━━ RECORDS SHOWN ━━

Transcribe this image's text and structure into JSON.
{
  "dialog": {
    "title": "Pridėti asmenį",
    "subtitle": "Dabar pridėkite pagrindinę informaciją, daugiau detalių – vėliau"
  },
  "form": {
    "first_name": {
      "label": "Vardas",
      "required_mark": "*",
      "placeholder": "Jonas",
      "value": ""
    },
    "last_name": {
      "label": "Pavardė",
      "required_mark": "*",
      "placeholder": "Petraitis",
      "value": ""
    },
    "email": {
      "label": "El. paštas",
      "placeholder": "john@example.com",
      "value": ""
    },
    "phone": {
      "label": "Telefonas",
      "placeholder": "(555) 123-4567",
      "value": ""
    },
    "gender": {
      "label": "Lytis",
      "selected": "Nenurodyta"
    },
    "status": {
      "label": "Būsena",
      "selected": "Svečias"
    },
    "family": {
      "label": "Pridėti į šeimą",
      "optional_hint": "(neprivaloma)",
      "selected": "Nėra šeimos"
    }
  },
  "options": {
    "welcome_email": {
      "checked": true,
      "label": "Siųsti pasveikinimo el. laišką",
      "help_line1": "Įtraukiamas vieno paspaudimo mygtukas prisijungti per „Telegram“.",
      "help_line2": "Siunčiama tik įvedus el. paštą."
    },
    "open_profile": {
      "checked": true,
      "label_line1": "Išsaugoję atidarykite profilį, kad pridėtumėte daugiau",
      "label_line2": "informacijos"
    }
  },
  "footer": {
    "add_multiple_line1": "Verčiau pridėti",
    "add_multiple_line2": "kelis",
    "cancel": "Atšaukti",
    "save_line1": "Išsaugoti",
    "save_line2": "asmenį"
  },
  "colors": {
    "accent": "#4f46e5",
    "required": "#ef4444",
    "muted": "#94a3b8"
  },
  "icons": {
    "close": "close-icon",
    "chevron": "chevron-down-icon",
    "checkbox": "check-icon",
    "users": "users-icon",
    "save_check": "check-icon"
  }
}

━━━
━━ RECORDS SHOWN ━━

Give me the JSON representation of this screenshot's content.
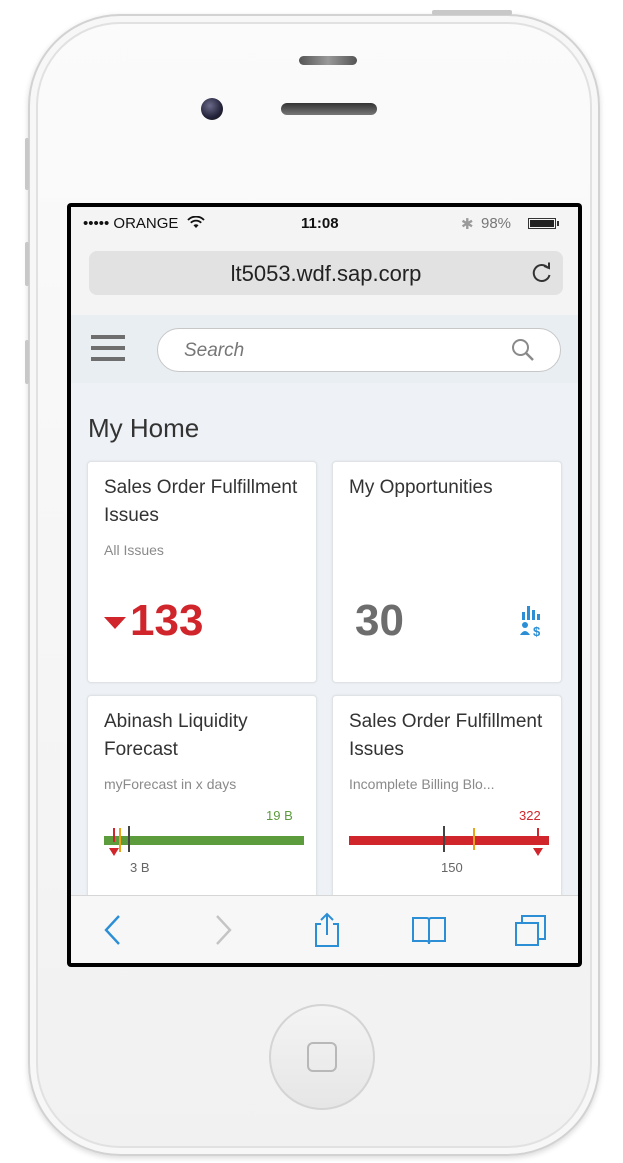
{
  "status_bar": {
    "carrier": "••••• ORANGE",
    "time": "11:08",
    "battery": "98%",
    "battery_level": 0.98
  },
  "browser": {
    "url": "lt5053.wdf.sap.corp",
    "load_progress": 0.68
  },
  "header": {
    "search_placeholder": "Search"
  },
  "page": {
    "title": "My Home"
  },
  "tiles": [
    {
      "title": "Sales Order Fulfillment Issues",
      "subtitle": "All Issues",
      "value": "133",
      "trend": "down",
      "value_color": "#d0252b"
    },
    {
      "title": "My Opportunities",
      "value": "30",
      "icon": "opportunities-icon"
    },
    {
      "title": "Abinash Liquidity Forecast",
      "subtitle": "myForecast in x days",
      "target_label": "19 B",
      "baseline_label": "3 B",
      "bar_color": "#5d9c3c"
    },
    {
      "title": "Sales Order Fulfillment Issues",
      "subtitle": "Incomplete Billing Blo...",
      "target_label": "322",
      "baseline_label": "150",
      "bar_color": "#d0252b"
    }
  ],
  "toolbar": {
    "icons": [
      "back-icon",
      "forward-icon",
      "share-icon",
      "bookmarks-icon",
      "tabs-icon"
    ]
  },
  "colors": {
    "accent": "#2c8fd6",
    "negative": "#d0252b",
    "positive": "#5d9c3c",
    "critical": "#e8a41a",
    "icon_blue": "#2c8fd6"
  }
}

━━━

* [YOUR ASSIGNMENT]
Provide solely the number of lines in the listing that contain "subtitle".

* [SOLUTION TO THE PROBLEM]
4